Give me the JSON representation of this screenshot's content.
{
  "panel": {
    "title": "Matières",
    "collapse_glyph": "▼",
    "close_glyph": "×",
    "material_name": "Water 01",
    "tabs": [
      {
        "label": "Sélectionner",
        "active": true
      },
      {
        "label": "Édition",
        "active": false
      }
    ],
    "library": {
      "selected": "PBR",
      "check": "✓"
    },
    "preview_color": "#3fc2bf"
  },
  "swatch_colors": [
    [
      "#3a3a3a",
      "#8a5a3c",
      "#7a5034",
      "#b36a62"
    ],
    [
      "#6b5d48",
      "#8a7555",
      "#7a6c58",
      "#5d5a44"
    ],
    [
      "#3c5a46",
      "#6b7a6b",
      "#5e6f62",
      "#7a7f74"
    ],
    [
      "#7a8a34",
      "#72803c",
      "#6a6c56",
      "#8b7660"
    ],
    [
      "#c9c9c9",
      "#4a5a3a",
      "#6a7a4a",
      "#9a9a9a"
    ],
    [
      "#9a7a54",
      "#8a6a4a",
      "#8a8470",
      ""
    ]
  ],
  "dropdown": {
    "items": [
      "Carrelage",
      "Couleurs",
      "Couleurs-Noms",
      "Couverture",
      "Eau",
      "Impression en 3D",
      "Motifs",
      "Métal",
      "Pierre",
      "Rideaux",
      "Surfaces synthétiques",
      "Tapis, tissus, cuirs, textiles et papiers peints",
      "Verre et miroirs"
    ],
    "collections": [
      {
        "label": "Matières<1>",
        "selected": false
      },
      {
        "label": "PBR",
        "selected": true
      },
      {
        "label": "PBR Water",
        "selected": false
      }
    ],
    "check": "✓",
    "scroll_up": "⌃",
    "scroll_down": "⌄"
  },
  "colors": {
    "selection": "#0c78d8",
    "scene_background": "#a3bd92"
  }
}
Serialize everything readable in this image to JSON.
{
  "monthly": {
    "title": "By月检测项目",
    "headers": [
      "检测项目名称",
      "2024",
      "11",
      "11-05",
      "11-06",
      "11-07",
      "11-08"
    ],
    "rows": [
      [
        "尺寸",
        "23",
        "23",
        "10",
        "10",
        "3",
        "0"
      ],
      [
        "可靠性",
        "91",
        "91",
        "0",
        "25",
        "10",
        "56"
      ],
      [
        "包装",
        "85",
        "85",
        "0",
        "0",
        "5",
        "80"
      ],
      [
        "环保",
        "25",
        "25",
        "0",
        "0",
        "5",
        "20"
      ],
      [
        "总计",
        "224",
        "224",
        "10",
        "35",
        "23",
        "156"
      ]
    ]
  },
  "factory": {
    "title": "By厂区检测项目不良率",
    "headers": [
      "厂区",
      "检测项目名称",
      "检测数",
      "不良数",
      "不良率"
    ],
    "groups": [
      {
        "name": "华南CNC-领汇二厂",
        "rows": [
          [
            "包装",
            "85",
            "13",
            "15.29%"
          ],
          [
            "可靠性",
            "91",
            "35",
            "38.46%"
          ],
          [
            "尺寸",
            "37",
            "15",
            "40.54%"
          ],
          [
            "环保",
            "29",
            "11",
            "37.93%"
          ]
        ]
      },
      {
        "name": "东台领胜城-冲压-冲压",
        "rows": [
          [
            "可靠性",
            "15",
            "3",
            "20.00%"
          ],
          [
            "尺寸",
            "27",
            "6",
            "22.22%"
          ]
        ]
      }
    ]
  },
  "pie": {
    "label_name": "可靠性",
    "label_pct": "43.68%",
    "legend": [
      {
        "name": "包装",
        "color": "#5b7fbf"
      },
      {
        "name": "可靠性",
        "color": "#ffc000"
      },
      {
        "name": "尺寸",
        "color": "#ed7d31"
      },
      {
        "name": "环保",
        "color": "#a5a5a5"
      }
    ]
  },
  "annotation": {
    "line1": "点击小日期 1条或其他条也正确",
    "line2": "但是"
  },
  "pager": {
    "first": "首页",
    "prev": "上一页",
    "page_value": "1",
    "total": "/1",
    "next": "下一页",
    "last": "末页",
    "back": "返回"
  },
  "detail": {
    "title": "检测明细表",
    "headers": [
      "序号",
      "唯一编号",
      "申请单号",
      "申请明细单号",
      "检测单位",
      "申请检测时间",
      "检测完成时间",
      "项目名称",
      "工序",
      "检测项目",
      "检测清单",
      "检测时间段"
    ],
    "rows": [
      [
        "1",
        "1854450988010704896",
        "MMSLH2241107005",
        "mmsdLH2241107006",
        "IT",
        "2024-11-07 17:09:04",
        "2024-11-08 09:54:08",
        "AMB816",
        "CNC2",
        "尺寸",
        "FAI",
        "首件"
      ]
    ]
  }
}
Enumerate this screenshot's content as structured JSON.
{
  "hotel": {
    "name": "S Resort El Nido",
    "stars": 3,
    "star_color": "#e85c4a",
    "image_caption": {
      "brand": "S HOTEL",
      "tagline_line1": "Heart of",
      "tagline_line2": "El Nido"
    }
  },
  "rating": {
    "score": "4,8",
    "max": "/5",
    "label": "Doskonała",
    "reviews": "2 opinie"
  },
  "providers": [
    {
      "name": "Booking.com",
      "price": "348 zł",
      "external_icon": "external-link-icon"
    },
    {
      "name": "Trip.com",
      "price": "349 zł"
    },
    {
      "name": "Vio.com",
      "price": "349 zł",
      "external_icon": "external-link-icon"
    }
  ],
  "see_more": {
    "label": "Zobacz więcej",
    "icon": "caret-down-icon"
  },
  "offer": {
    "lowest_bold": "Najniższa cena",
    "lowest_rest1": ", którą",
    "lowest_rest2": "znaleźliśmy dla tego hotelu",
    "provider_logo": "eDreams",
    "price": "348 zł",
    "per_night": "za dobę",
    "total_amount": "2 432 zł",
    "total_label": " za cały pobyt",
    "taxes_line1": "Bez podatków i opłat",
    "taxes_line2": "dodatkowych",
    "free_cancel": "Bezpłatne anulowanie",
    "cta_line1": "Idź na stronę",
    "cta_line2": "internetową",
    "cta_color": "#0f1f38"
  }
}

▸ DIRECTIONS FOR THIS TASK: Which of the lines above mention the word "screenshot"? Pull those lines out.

▸ YOUR SOLUTION:
Give me the JSON representation of this screenshot's content.
Enumerate this screenshot's content as structured JSON.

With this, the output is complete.